Domestically, although its primary motivation may not be to align itself with mitigating the effects of climate change, China has been adopting new social, economic and energy policies with notable results.
China's most controversial policy worldwide, the one-child policy, makes significant and positive contributions to its GHGs reduction by reducing population growth by 300 million since the 1970s.
Simply put, population is the key driver behind GHG growth. Meanwhile, benefiting from China's forestation and "returning cropland to forest" policies, the forest coverage rate has grown quickly from 13 percent in the 1980s to 18 percent in 2005. This creates a tremendous increase in carbon sinks.
In addition, China's policies to diversify its sources of energy, to promote energy conservation and to increase energy efficiency can also slow the steep rise in its emissions. The 11th Five-Year Plan (2006-10) requires that energy intensity be reduced by 20 percent, which has clear implications for carbon reductions.
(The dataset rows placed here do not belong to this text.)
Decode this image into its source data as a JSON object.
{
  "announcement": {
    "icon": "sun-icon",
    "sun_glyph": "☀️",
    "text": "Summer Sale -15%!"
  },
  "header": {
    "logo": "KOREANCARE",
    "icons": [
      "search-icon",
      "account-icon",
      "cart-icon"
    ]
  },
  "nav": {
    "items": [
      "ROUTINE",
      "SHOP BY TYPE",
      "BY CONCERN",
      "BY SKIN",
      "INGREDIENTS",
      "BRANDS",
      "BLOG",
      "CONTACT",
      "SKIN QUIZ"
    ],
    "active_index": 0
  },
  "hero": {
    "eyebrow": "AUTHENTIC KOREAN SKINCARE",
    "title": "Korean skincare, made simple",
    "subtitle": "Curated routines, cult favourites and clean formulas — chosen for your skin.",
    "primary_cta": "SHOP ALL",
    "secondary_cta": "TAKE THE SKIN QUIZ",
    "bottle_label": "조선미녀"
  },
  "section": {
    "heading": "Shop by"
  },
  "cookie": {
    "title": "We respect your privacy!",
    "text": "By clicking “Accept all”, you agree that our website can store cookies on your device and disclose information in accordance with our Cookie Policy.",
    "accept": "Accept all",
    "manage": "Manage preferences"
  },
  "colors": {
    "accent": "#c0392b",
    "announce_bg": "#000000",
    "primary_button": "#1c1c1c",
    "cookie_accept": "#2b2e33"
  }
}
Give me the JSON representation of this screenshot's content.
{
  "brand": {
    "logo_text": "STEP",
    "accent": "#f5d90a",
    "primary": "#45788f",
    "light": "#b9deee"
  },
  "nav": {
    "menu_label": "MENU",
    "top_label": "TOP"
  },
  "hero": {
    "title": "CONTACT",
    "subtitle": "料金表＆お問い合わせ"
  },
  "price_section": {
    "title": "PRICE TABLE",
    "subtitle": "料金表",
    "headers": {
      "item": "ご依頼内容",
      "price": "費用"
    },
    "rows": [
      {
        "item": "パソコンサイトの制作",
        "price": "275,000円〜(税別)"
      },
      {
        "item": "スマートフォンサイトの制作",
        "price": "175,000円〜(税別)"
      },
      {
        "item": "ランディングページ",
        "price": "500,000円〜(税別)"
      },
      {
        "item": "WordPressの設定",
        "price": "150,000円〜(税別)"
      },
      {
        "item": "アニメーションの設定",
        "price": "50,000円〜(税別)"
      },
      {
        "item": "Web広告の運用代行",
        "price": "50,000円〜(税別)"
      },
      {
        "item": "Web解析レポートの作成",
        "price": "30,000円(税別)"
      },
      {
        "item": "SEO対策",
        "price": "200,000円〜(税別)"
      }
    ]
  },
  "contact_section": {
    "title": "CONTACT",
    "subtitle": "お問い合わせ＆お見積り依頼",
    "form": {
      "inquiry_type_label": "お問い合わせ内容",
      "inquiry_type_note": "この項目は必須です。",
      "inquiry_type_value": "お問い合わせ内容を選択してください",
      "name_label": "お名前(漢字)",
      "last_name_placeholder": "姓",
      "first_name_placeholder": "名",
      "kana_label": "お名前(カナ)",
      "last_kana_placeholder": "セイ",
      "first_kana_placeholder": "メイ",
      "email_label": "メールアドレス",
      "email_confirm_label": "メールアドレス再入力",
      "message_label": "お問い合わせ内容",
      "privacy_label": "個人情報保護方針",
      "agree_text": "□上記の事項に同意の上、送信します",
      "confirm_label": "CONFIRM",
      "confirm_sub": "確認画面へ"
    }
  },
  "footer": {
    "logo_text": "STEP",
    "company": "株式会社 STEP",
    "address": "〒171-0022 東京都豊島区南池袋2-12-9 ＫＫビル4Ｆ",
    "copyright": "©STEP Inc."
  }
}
In short, climate change is a long-term challenge faced by every part of the world. If some can still benefit from energy problems, no one can escape climate disasters. As a large developing economy, China is willing to join in extensive cooperation to deal with climate change together with other nations under the guidance of the principle of "common but differentiated responsibilities" set by UNFCCC.
To be noted here, GHGs and climate change, originating from the energy-related activities during development, should also be tackled by means of development. Guided by the concept of scientific development, China is taking a series of concrete measures to achieve its notable 20 percent energy intensity reduction target in the year ahead. It will go further to fight against the global problem while ensuring ongoing economic growth that is both healthy and rapid.
The author is with the Research Center for Sustainable Development, Institute of American Studies, Chinese Academy of Social Sciences.
(China Daily June 6, 2007)